— EXERCISE OBJECTIVE —
Set down, in full, every record in the block.

[Collection entries]
+ + + +

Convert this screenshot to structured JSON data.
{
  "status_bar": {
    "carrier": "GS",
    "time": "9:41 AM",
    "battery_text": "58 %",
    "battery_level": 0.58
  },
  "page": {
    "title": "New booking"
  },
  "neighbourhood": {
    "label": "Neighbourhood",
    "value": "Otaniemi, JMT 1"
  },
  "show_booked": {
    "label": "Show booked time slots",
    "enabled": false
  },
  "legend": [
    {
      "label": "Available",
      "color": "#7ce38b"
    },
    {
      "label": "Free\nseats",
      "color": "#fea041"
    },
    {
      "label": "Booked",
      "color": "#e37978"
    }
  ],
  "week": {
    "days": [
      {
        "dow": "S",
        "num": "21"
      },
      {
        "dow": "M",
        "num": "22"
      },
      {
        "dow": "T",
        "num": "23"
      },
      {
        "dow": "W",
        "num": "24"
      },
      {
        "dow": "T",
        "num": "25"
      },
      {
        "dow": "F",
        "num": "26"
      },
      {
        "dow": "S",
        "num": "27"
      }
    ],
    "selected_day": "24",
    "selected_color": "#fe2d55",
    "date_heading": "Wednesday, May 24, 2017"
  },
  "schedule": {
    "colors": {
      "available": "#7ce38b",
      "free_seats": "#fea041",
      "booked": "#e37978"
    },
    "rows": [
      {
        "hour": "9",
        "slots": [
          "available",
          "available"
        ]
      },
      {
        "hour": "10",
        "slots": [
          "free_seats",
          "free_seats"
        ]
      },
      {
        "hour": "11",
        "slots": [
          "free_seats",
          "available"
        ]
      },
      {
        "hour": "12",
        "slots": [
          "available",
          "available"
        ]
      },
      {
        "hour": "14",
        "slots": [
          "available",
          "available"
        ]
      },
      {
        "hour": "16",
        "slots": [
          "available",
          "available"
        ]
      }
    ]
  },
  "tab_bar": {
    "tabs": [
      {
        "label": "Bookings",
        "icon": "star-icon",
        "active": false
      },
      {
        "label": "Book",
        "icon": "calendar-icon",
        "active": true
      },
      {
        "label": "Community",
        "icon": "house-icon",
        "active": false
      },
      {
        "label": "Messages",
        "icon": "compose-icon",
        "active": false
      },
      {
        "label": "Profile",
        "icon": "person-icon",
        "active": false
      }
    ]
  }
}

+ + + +

— SOLUTION —
Convert this screenshot to structured JSON data.
{
  "status_bar": {
    "carrier": "GS",
    "time": "9:41 AM",
    "battery_text": "58 %",
    "battery_level": 0.58
  },
  "page": {
    "title": "New booking"
  },
  "neighbourhood": {
    "label": "Neighbourhood",
    "value": "Otaniemi, JMT 1"
  },
  "show_booked": {
    "label": "Show booked time slots",
    "enabled": false
  },
  "legend": [
    {
      "label": "Available",
      "color": "#7ce38b"
    },
    {
      "label": "Free\nseats",
      "color": "#fea041"
    },
    {
      "label": "Booked",
      "color": "#e37978"
    }
  ],
  "week": {
    "days": [
      {
        "dow": "S",
        "num": "21"
      },
      {
        "dow": "M",
        "num": "22"
      },
      {
        "dow": "T",
        "num": "23"
      },
      {
        "dow": "W",
        "num": "24"
      },
      {
        "dow": "T",
        "num": "25"
      },
      {
        "dow": "F",
        "num": "26"
      },
      {
        "dow": "S",
        "num": "27"
      }
    ],
    "selected_day": "24",
    "selected_color": "#fe2d55",
    "date_heading": "Wednesday, May 24, 2017"
  },
  "schedule": {
    "colors": {
      "available": "#7ce38b",
      "free_seats": "#fea041",
      "booked": "#e37978"
    },
    "rows": [
      {
        "hour": "9",
        "slots": [
          "available",
          "available"
        ]
      },
      {
        "hour": "10",
        "slots": [
          "free_seats",
          "free_seats"
        ]
      },
      {
        "hour": "11",
        "slots": [
          "free_seats",
          "available"
        ]
      },
      {
        "hour": "12",
        "slots": [
          "available",
          "available"
        ]
      },
      {
        "hour": "14",
        "slots": [
          "available",
          "available"
        ]
      },
      {
        "hour": "16",
        "slots": [
          "available",
          "available"
        ]
      }
    ]
  },
  "tab_bar": {
    "tabs": [
      {
        "label": "Bookings",
        "icon": "star-icon",
        "active": false
      },
      {
        "label": "Book",
        "icon": "calendar-icon",
        "active": true
      },
      {
        "label": "Community",
        "icon": "house-icon",
        "active": false
      },
      {
        "label": "Messages",
        "icon": "compose-icon",
        "active": false
      },
      {
        "label": "Profile",
        "icon": "person-icon",
        "active": false
      }
    ]
  }
}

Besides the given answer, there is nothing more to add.